REQUIRED ACTION: Please find the lines in the entries below that contain the word "description", and copy each one.

(Dataset entries)
------------------------

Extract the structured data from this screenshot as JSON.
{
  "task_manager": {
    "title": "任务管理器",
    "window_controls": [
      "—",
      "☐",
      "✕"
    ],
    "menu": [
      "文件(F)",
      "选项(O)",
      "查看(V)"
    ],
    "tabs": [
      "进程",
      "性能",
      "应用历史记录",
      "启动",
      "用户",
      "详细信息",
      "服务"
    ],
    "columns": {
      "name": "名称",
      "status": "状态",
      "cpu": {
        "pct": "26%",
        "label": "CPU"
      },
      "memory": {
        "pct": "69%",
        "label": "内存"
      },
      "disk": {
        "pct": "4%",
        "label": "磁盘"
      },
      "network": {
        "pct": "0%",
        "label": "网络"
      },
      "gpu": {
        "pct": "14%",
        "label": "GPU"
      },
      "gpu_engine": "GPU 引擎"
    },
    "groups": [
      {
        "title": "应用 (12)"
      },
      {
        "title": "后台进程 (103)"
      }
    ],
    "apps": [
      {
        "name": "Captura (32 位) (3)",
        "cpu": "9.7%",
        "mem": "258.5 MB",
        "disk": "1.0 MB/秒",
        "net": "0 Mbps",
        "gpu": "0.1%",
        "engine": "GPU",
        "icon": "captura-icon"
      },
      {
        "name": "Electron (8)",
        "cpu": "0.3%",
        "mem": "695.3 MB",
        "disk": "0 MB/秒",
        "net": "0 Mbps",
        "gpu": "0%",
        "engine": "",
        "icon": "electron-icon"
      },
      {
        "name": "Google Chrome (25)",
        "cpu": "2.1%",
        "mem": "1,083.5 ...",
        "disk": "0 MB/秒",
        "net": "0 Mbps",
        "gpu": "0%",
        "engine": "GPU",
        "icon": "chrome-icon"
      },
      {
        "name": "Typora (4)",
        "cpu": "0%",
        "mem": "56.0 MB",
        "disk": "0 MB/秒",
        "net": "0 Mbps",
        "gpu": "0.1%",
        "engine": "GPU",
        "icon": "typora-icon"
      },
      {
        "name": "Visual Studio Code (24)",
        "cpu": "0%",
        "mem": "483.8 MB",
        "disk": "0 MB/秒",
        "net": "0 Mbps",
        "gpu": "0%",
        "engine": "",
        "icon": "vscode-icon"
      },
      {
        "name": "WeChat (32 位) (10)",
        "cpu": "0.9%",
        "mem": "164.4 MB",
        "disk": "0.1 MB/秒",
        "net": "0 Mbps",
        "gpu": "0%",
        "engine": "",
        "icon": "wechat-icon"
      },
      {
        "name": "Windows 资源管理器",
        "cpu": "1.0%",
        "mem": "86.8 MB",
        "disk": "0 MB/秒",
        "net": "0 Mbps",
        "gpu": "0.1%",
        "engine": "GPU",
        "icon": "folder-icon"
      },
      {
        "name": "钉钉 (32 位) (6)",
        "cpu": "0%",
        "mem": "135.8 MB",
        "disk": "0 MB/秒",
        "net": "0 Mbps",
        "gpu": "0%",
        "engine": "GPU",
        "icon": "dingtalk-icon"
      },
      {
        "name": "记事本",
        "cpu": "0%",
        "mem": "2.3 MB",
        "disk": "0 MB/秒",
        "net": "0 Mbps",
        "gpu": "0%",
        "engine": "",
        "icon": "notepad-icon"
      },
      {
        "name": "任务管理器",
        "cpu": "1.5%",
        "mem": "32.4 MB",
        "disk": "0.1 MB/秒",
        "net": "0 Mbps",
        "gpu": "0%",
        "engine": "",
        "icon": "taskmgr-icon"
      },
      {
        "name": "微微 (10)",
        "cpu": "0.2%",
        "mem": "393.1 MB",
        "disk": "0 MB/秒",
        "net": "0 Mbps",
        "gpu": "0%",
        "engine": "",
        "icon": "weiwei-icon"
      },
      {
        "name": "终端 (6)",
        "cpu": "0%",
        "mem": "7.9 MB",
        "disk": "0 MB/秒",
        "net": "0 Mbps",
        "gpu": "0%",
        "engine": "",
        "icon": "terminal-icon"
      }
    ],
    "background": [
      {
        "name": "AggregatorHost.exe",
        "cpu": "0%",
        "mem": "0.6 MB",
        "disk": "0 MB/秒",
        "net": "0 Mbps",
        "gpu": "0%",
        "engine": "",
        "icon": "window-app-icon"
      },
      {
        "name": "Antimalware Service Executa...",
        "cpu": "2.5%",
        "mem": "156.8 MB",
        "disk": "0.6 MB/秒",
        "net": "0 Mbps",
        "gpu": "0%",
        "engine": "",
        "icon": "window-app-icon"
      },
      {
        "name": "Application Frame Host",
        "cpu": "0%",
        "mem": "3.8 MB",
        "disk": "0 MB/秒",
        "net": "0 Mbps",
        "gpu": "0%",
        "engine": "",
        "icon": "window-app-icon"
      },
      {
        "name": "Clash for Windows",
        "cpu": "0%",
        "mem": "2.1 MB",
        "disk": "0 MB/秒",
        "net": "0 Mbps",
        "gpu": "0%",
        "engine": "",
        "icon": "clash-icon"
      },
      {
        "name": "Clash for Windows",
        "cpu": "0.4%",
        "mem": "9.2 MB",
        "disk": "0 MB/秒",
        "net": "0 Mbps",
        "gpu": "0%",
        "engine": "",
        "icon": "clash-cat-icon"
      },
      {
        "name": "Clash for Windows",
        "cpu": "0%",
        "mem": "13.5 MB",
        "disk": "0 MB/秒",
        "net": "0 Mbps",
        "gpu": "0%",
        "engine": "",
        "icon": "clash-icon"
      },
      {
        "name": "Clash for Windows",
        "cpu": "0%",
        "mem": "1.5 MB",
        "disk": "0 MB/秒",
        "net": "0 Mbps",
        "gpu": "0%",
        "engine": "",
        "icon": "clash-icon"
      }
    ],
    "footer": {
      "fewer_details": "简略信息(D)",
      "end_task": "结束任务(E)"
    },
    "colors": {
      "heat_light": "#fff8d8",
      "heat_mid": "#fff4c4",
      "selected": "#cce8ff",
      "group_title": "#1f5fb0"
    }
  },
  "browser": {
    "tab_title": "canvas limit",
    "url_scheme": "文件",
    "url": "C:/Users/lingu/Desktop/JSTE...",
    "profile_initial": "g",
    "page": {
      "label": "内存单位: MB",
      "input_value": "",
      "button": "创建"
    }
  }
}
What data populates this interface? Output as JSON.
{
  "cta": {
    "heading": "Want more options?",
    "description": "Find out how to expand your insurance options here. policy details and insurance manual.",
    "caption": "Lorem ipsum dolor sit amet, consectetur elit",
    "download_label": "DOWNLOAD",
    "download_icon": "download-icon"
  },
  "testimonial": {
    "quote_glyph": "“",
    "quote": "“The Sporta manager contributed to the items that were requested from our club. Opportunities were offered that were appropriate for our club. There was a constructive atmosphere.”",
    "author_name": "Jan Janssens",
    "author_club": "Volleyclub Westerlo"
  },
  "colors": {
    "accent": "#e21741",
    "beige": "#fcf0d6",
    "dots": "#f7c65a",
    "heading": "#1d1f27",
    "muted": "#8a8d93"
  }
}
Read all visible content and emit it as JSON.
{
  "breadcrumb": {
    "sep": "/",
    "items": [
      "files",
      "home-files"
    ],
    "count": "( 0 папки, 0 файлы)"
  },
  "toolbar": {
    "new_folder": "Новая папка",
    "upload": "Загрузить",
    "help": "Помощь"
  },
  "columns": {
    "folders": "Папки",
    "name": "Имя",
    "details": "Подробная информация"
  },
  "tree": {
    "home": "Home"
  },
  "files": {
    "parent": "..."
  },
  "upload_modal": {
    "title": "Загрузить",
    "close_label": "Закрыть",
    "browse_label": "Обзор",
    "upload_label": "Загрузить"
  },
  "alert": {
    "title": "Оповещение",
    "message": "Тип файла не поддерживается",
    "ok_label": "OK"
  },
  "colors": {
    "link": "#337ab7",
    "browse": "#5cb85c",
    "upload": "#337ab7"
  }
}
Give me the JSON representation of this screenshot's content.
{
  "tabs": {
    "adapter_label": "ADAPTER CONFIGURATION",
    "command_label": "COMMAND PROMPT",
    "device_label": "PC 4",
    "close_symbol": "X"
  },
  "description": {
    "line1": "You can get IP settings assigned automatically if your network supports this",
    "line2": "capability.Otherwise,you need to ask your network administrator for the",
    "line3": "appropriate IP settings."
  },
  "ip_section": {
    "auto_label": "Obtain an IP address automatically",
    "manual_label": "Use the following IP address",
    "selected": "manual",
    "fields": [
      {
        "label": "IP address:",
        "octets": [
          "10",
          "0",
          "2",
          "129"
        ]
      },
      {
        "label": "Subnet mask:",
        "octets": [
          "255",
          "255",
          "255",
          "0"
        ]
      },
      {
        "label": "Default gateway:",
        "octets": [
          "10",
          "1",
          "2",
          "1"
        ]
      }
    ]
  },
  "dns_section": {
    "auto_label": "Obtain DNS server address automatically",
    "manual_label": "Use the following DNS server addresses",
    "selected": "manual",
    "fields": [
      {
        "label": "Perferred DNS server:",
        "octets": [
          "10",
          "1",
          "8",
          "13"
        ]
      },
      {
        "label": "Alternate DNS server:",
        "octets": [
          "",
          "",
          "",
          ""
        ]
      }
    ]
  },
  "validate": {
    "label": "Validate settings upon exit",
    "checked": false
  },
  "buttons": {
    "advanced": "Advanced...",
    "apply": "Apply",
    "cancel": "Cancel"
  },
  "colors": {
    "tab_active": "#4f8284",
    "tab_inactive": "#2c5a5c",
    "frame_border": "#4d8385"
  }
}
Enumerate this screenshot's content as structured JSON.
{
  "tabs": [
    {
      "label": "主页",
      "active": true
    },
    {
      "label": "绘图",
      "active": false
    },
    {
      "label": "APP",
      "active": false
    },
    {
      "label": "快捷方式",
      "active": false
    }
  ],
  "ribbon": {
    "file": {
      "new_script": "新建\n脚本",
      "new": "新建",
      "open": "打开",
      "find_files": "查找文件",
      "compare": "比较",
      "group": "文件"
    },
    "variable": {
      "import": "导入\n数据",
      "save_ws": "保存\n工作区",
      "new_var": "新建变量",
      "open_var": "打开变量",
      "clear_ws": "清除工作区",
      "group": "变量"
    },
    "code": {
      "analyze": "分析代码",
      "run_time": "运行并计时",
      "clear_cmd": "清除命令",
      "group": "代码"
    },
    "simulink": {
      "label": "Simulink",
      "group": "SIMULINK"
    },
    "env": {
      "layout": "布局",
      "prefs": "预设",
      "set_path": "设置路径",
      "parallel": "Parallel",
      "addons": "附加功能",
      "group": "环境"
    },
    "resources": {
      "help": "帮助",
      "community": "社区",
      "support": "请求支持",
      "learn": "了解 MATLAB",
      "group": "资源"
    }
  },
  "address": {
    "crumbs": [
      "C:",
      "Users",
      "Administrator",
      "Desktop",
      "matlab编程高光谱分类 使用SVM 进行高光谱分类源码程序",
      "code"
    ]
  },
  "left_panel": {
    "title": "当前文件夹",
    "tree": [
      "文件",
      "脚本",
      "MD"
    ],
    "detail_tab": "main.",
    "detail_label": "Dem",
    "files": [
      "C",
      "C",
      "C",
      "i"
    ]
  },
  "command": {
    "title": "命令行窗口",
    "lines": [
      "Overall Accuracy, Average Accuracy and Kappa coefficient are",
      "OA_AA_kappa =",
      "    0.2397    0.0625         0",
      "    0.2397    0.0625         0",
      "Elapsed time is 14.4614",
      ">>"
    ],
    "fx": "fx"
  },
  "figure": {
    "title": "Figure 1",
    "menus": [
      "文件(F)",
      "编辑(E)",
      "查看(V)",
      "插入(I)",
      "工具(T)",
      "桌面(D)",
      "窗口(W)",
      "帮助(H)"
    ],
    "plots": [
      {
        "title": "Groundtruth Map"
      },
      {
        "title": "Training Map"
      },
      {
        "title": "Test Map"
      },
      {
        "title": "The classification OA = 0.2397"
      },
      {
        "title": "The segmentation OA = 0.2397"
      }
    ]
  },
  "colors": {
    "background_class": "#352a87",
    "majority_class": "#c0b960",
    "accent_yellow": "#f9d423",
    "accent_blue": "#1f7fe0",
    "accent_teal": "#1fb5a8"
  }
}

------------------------

SOLUTION TO THIS EXERCISE:
    "description": "Find out how to expand your insurance options here. policy details and insurance manual.",
  "description": {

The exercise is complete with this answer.